▸ What is expected: Report each line of the entries that contains the word "from", copied in full.
Start of Entries provided
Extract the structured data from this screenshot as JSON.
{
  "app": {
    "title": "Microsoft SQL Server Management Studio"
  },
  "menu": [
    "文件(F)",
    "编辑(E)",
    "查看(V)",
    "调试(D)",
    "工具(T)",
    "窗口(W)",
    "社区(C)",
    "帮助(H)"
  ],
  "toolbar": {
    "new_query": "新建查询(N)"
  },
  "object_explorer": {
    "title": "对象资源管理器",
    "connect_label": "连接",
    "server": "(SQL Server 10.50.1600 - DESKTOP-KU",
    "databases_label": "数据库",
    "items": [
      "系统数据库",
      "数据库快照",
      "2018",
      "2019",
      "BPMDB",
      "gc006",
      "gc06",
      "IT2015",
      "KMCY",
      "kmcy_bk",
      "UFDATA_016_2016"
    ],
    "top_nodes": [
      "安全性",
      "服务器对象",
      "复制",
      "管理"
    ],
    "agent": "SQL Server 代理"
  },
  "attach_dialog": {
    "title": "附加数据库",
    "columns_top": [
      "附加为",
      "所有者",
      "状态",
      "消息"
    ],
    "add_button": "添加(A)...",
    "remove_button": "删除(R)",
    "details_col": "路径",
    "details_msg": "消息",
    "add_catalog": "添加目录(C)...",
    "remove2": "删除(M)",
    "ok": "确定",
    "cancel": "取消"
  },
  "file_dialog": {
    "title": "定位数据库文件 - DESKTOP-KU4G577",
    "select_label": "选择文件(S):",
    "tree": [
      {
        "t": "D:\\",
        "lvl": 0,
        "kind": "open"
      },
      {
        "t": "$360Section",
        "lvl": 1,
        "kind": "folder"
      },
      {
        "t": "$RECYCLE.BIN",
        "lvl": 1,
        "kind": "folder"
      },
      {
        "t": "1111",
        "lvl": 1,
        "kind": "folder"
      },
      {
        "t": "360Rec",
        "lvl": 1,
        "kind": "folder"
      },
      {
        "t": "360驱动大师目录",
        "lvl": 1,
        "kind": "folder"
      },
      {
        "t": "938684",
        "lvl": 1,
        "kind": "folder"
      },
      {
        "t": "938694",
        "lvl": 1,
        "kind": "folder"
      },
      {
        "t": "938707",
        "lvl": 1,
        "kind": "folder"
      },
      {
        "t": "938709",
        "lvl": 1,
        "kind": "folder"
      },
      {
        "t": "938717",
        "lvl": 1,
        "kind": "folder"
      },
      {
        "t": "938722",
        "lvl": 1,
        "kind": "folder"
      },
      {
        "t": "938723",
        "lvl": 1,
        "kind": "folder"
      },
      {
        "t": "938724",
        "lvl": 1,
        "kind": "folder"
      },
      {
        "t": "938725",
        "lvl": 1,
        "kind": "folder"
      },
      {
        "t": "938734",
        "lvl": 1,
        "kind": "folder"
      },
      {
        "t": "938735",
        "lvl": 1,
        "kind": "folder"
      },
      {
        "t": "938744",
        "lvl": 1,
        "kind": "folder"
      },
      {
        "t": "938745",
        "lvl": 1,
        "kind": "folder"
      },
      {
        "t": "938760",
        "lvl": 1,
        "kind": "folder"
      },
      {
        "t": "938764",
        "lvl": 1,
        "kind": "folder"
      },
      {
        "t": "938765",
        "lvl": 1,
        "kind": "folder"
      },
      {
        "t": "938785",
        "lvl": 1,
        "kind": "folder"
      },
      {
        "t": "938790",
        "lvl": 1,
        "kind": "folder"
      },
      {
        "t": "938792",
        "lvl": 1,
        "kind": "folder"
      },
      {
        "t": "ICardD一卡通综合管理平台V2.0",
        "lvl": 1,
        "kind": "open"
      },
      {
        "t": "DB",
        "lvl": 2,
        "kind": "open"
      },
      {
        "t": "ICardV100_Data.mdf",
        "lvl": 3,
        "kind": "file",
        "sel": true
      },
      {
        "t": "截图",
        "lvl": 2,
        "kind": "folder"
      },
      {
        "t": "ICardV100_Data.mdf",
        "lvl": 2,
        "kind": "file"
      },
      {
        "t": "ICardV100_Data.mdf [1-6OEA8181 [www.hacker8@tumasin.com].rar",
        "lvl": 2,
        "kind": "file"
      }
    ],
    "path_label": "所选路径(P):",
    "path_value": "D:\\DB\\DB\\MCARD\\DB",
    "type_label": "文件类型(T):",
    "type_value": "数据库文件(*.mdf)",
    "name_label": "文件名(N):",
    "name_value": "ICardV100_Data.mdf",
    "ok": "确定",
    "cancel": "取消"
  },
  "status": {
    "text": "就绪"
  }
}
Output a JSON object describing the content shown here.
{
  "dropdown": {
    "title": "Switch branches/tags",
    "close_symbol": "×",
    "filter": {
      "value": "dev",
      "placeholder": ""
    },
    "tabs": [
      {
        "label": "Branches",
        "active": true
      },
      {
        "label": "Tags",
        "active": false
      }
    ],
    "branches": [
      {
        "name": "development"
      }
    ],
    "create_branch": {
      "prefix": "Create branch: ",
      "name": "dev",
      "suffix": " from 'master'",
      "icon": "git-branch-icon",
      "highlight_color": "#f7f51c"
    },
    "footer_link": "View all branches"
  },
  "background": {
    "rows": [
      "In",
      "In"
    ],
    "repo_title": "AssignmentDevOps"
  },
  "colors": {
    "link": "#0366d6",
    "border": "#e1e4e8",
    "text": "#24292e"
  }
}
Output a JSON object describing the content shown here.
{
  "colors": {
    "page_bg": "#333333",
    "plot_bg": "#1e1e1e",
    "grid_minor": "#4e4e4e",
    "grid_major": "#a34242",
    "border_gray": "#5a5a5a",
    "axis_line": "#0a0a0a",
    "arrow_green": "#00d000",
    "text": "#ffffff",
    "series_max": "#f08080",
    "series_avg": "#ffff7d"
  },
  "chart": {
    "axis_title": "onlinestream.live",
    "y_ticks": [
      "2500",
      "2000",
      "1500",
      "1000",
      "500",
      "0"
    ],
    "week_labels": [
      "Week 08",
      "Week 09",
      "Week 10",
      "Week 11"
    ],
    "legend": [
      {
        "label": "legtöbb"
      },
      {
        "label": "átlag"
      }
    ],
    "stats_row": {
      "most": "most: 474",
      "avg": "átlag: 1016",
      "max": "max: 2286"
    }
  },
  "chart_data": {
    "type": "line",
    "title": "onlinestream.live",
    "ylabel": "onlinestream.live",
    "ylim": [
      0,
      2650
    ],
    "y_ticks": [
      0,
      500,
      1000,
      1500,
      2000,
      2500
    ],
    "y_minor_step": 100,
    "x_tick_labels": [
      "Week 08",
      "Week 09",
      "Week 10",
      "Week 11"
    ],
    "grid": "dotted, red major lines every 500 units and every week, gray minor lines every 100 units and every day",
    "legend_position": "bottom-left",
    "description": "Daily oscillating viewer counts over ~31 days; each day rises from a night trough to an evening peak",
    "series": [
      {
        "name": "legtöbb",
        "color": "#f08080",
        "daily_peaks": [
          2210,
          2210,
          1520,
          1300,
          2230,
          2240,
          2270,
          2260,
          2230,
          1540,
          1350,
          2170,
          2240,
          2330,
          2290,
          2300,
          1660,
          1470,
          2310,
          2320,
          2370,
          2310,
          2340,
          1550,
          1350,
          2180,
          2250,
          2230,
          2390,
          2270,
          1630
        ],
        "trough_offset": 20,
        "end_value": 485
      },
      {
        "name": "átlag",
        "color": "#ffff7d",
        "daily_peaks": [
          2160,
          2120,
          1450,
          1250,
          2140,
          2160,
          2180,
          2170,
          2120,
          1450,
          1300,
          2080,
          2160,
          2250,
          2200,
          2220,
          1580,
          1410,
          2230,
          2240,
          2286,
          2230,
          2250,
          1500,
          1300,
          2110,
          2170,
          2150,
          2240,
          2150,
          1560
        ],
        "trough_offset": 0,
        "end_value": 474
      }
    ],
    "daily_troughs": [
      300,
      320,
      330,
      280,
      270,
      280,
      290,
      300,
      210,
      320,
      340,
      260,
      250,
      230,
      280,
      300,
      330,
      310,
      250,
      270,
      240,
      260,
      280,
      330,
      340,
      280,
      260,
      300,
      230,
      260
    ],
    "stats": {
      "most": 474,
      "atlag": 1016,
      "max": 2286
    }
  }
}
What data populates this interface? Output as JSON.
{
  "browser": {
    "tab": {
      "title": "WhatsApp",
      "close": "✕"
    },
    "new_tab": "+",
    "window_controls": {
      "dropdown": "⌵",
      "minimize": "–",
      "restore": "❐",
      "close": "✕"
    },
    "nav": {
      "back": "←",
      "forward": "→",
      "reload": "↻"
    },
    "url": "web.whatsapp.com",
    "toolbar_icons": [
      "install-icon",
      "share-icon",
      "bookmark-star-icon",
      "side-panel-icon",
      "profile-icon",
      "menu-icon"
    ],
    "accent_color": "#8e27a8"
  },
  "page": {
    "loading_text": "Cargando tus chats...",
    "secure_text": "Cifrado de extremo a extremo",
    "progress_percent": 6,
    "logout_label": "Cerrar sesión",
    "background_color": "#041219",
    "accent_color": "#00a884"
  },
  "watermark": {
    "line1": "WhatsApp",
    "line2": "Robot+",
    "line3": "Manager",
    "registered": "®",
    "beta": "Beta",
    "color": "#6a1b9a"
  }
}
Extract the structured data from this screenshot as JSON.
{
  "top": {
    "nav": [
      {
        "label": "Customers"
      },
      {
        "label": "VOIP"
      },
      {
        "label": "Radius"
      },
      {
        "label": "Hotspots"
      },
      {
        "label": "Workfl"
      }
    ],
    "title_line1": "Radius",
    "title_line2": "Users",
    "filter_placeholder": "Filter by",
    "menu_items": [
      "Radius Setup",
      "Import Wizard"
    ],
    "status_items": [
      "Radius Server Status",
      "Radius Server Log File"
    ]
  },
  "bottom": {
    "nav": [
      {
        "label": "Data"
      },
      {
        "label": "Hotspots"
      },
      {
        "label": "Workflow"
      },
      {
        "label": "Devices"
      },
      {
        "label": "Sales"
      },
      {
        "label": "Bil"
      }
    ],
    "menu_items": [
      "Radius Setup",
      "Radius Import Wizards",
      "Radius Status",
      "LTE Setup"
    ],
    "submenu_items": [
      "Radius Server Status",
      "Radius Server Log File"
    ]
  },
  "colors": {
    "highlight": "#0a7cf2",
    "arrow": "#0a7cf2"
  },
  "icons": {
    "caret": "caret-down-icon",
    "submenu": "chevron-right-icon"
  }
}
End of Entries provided
▸ Exercise output:
Extract the structured data from this screenshot as JSON.
      "suffix": " from 'master'",
    "description": "Daily oscillating viewer counts over ~31 days; each day rises from a night trough to an evening peak",
Extract the structured data from this screenshot as JSON.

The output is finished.